Have you heard about Slow Fashion Season? The idea is that 10000 people commit to not buying new clothes from 21st June - 21st September with the idea of raising awareness of the problems with fast fashion. As you're doubtlessly aware, I rarely buy new clothes and there's just six items in my wardrobe that were bought new from British retailers, but I'm sure that out of the 35,000 who view my blog every month there must a handful of readers who might have a bit of a fast fashion habit so I've added my signature to the cause and if I can convert just one person to the joys of shopping secondhand first I'll be thrilled.
Our clothing has a life cycle: from design, raw material and production, to distribution, wear and waste. With Slow Fashion Season, the aim is to make this circular by not buying any new clothes for 3 months and instead thrift, repair, swap and upcycle. Every time we #chooseused and tell a friend about the challenge, it brings us a step closer to making the fashion industry more sustainable and less polluting. For example, if 10,000 people commit to our project, then we will save up to 360 million litres of water and prevent 1,4 kg CO2 emission that would otherwise go into the life cycle of our new clothes.

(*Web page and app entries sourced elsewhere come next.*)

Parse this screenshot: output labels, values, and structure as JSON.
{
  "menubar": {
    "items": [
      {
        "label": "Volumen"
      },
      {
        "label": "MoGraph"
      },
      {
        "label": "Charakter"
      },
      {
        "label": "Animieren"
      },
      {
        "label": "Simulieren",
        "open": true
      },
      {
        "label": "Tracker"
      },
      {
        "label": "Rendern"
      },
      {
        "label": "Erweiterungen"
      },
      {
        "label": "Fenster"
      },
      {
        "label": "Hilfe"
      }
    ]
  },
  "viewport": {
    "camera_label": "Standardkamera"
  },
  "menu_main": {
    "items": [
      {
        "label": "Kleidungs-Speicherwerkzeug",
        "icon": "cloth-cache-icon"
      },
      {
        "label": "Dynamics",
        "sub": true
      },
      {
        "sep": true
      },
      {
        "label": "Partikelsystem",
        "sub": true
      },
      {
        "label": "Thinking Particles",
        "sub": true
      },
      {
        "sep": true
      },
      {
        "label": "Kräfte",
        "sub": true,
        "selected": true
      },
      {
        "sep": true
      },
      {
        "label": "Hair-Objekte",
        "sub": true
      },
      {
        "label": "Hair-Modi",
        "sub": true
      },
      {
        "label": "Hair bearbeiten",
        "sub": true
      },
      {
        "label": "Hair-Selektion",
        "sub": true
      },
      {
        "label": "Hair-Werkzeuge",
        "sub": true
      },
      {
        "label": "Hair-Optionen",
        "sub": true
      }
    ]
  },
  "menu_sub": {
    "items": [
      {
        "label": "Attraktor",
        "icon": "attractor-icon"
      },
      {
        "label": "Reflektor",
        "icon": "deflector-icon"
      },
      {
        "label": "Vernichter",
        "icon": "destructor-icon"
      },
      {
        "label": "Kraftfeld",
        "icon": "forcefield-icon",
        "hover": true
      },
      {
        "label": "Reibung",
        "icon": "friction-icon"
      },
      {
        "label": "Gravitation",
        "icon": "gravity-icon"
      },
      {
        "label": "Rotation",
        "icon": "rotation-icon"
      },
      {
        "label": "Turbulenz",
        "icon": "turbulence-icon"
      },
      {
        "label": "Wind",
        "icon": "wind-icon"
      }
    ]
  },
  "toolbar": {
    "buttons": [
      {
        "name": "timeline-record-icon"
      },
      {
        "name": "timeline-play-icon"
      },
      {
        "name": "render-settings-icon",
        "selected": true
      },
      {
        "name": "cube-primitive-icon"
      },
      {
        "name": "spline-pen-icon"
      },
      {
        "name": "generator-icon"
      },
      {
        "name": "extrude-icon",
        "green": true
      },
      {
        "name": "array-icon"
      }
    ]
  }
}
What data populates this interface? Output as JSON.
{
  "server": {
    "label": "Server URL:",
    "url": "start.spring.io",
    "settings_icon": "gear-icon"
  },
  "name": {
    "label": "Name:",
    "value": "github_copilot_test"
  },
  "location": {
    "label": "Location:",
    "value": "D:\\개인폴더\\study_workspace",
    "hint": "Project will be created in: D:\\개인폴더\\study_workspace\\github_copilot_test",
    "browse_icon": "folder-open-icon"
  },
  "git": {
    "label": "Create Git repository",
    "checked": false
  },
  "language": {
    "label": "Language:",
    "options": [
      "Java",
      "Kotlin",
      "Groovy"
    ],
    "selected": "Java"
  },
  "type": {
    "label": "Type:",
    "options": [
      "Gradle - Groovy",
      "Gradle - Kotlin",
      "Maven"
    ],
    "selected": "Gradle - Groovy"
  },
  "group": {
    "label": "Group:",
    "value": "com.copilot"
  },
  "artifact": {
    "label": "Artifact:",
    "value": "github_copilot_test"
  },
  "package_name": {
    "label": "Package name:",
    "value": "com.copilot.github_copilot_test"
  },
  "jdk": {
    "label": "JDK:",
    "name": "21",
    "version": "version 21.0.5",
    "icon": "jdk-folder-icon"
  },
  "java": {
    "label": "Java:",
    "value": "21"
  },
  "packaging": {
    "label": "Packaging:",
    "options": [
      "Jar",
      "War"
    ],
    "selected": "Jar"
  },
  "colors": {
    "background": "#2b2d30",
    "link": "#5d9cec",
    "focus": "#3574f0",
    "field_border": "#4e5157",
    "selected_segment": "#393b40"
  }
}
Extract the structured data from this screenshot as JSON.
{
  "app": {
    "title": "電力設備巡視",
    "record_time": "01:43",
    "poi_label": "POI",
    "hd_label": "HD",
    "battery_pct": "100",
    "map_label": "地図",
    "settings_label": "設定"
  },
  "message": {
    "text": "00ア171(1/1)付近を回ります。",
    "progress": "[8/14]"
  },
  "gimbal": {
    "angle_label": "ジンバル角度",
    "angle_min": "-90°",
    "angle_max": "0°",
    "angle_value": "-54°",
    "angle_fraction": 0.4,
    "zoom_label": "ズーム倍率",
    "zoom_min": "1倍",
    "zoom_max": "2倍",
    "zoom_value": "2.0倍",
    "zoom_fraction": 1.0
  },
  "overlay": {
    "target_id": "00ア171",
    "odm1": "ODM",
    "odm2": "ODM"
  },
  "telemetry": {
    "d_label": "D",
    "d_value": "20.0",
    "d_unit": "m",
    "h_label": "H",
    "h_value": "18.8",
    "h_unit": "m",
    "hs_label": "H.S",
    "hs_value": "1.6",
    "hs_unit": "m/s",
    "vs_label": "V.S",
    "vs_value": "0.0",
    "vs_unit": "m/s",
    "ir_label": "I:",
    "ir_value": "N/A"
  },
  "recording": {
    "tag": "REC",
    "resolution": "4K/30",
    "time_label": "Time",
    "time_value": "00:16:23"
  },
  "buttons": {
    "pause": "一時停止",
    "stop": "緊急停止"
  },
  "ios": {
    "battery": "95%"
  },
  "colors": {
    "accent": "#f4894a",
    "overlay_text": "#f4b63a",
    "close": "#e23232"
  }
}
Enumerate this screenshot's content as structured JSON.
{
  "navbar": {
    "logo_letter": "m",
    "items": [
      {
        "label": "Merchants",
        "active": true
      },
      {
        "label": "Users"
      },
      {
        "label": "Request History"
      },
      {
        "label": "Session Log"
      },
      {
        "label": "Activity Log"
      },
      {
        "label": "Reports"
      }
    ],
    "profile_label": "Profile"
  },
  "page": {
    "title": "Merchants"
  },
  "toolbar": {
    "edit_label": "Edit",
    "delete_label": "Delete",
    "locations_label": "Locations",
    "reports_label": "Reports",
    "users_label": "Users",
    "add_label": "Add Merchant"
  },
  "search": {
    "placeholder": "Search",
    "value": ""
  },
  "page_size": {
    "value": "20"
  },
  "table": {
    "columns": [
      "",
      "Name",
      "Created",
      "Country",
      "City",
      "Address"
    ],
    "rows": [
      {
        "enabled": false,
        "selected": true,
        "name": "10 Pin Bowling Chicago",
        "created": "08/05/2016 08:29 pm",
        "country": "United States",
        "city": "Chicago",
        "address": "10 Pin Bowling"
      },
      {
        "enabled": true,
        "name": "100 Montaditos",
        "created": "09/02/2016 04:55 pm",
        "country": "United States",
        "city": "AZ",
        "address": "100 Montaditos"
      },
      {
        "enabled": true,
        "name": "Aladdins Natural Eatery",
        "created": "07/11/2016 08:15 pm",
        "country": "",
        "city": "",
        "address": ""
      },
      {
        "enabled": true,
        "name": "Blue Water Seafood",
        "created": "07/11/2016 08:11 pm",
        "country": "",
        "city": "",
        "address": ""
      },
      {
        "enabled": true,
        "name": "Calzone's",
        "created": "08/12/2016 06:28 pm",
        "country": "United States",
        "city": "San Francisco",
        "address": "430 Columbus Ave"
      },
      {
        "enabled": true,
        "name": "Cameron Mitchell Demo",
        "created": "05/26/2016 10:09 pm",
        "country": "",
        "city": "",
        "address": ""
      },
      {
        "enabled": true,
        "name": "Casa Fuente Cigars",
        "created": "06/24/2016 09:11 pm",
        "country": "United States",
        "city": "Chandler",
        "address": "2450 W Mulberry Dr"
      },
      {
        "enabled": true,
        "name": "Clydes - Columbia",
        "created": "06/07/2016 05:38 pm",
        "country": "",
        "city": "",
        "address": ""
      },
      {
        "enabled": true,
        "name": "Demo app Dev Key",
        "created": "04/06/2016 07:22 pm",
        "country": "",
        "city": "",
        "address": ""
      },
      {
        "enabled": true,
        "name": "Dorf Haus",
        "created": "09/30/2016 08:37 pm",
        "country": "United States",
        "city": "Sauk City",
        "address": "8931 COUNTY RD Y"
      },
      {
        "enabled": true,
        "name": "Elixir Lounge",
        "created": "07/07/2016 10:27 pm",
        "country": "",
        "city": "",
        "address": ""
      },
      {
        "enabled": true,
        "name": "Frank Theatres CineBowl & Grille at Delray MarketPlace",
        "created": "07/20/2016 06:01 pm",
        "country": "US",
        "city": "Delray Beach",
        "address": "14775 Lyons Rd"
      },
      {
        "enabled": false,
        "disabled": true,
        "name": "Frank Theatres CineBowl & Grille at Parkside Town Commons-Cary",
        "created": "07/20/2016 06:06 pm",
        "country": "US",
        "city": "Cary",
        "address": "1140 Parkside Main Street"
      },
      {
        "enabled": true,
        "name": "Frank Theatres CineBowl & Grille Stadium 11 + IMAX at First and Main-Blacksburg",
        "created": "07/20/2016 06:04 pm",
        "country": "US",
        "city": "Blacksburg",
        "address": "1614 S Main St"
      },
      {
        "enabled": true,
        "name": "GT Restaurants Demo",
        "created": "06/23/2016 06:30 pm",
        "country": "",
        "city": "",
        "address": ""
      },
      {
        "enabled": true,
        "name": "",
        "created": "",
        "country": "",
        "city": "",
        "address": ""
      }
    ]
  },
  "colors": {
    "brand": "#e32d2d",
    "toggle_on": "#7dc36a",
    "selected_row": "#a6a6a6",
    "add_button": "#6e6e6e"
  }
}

There are only 8 days left to join the movement and more members are needed to reach the target. Are you with us? If so then sign up HERE - you don't need to be on Instagram, write a blog or even have a Facebook account - just by adding your name , supporting the cause and spreading the word to friends, family, workmates or just random people in the street (like I do!) you really could make a difference.
Even the Glastonbury Festival is on board (HERE), urging festival goers to shun the new and buy vintage and secondhand clothing from the stalls on site - that's great news for Kinky Melon!!
Its been a bit grim here in the UK this week what with torrential rain, temperatures barely getting above 10°C and numerous flood alerts and severe weather warnings up and down the country but looking on the bright side at least I've been able to wear the suede coat I won on eBay the other day, I didn't expect it to see the light of day until the Autumn.
One of the reasons I don't publish a blog post every day is that I often wear my clothes on repeat and (shock, horror!) don't even wash them between wears. Pictured above was both Tuesday and Wednesday's outfit; my 1960s Indian Imports of Rhode Island block print maxi dress (rather appropriate for this wet week as it's decorated with fish), the 1970s suede & sheepskin jacket, a vintage wool felt hat, green velvet boots & 1970s Indian screen printed silk scarf (which were all charity shop finds).
The thing that puzzles me is why would anyone need to buy cheap fast fashion when there's so much quality secondhand treasure out there? By Tuesday I'd already acquired a vintage Phool dress, an Anokhi bag and a pair of green velvet ankle boots, all with at least one previous owner and so what? They're mine now!
In my opinion, a successful wardrobe is one that contains clothes suitable for any occasion, so there's never any need to rush out at the last minute and compromise by buying something cheap in a mad panic. Having learnt my lesson 20 years ago when out of season I was reduced to buying a not particularly attractive bikini for a winter holiday, I now look out for swimwear all year round. Lots of people buy new claiming that there's nothing available in charity shops but at the beginning of the summer you'll often find unworn swimwear bought for last years' holiday but donated to charity as they're no longer on-trend (I hate that expression!) Today I found this rather glam tropical one-piece from H&M's Conscious Collection, still with the hygiene strip and store tags attached. It's the perfect match with the 1980s Italian-made fold up beach hat I bought from the charity clearance shop yesterday. Now I'm Greek beach ready and at £3.50 the outfit didn't cost the earth in both senses of the word.
Today I'm "shopping from my wardrobe" and wearing the block printed cotton Peshwaz dress I bought new (!) from Anokhi in Jaipur back in January along with this week's charity shopped velvet boots (originally from River Island) and Ebayed Anokhi bag, an Aldo trilby hat bought from a charity shop back in 2016 and a vintage cotton velvet pixie jacket made in India by Devi which I found in the charity clearance shop last year. My bra, waist slip and socks were all charity shopped and my Marks & Spencer knickers are over ten years old.
Can you last three months without caving into temptation from the high street? Go on, give it a try, it's easier than you think!
See you soon!